We are interested in controlling the mechanical impedance of a mechanism. Using the analogy to electrical impedance where impedance is the ratio of voltage output to current input (e.g. resistance is voltage divided by current), mechanical impedance is the ratio of force output to motion input. A "spring constant" defines the force output for a tension or compression of the spring. A "damping constant" defines the force output for a velocity input. If we control the impedance of a mechanism, we are controlling the force of resistance to external motions that are imposed by the environment.

Mechanical admittance is the inverse of impedance - it defines the motions that result from a force input. If a mechanism applies a force to the environment, the environment will move, or not move, depending on its properties and the force applied. For example, a marble sitting on a table will react much differently to a given force than will a log floating in a lake.

The key theory behind the method is to treat the environment as an admittance and the manipulator as an impedance. It assumes the postulate that "no controller can make the manipulator appear to the environment as anything other than a physical system." Hogan's rule can also be stated as: "in the most common case in which the environment is an admittance (e.g. a mass, possibly kinematically constrained) that relation should be an impedance, a function, possibly nonlinear, dynamic, or even discontinuous, specifying the force produced in response to a motion imposed by the environment." [1]


Impedance control doesn't simply regulate force or position of a mechanism. Instead it regulates the relationship between force on the one hand and position, velocity and acceleration on the other hand, i.e. the impedance of the mechanism. It requires a position (velocity or acceleration) as input and has a resulting force as output. The inverse of impedance is admittance. It imposes position. So actually the controller imposes a spring-mass-damper behavior on the mechanism by maintaining a dynamic relationship between force and position, velocity and acceleration: F = Ma + Cv + Kx + friction + static force.

Mass and spring (stiffness) are energy storing elements, while a damper is an energy dissipating element. So if we can control impedance, we are able to control energy exchange during interaction, i.e. the work being done. So impedance control is interaction control.[2]

Note that mechanical systems are inherently multi-dimensional - a typical robot arm can place an object in three dimensions (x, y, z coordinates) and in three orientations (e.g. roll, pitch, yaw). In theory, an impedance controller can cause the mechanism to exhibit a multi-dimensional mechanical impedance. For example, the mechanism might act very stiff along one axis and very compliant along another. By compensating for the kinematics and inertias of the mechanism, we can orient those axes arbitrarily and in various coordinate systems. For example, we might cause a robotic part holder to be very stiff tangentially to a grinding wheel, while being very compliant (controlling force with little concern for position) in the radial axis of the wheel.
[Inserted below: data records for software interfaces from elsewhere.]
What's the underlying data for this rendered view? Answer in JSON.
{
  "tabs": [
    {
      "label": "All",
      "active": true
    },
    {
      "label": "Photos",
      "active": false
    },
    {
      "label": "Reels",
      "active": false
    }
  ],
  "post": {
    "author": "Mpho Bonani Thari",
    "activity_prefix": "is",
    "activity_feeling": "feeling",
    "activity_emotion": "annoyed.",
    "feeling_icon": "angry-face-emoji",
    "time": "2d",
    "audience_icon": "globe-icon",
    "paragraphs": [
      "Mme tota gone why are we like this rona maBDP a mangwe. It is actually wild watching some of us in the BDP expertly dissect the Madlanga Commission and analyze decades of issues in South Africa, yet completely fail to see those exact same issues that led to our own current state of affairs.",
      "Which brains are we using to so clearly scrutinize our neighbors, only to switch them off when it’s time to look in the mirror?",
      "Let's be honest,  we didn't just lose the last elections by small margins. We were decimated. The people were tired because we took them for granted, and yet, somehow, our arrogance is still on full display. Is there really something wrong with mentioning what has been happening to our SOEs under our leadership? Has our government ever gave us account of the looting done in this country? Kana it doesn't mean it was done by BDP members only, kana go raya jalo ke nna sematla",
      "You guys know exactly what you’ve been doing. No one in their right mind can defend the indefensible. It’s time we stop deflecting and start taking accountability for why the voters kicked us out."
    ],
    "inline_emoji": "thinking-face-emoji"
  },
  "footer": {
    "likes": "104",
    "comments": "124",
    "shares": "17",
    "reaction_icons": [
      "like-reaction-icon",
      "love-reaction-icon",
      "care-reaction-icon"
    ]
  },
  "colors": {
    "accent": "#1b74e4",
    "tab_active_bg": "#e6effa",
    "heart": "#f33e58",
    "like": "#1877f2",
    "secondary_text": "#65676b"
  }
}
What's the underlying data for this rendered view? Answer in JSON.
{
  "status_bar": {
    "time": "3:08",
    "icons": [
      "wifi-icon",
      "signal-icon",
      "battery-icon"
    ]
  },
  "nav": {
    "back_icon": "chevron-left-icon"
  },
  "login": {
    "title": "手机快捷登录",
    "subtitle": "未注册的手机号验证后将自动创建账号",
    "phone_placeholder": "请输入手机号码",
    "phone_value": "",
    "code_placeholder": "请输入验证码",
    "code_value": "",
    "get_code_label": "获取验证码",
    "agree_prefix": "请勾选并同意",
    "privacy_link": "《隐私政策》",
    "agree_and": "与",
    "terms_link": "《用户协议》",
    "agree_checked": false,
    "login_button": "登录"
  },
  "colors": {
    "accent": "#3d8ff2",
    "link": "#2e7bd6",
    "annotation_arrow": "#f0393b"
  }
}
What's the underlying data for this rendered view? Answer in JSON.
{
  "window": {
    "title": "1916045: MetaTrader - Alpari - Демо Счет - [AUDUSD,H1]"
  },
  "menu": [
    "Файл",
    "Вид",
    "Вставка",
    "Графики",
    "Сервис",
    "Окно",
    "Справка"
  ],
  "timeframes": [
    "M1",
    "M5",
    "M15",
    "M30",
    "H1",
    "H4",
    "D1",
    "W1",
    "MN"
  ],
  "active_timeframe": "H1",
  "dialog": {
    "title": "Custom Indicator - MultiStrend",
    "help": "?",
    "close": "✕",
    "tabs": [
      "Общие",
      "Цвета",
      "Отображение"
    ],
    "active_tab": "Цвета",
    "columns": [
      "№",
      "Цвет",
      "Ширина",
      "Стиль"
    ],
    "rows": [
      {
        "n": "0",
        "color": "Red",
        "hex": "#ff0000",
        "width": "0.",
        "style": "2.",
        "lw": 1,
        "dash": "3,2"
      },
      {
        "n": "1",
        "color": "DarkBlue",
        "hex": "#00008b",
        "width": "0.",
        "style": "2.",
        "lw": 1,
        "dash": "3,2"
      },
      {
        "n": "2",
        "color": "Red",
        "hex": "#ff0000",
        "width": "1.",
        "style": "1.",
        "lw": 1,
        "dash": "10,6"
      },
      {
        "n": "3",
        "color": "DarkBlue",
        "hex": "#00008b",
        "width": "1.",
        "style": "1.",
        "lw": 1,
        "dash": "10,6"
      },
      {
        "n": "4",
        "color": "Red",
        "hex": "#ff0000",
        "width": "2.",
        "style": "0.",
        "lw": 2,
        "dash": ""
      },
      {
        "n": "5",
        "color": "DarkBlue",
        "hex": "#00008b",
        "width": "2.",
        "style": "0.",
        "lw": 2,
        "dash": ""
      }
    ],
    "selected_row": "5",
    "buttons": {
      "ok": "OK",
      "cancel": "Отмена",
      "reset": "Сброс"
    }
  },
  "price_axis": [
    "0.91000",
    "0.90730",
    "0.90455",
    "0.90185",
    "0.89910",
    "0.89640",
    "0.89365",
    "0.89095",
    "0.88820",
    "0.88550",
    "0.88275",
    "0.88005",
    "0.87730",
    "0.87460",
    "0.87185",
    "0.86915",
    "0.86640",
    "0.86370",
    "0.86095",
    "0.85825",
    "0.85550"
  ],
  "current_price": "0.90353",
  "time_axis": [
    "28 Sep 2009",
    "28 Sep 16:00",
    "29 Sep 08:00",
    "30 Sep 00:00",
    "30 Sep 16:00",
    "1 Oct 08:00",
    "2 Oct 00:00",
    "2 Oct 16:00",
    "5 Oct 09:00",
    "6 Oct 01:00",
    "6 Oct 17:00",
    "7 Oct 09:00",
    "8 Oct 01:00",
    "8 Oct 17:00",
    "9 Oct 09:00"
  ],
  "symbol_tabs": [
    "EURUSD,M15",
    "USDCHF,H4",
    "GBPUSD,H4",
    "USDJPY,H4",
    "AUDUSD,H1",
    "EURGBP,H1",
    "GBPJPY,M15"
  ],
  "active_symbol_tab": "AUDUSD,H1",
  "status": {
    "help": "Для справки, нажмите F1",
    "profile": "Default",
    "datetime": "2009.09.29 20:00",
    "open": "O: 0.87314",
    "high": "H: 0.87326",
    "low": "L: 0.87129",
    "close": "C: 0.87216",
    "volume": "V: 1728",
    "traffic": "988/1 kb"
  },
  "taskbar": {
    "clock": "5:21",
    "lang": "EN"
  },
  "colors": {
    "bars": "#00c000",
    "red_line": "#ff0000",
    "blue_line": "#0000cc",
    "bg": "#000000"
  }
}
Impedance control is used in applications such as robotics as a general strategy to send commands to a robotics arm and end effector that takes into account the non-linear kinematics and dynamics of the object being manipulated.[3]


  1. ^ Hogan, N., Impedance Control: An Approach to Manipulation, American Control Conference, 1984 , vol., no., pp.304,313, 6–8 June 1984,
  2. ^ Buchli, J., Force, compliance, impedance and interaction control, Summer school dynamic walking and running with robots, july 12 2011, p.212-243,
  3. ^ Dietrich, A., Whole-Body Impedance Control of Wheeled Humanoid Robots, ISBN 978-3-319-40556-8, Springer International Publishing, 2016,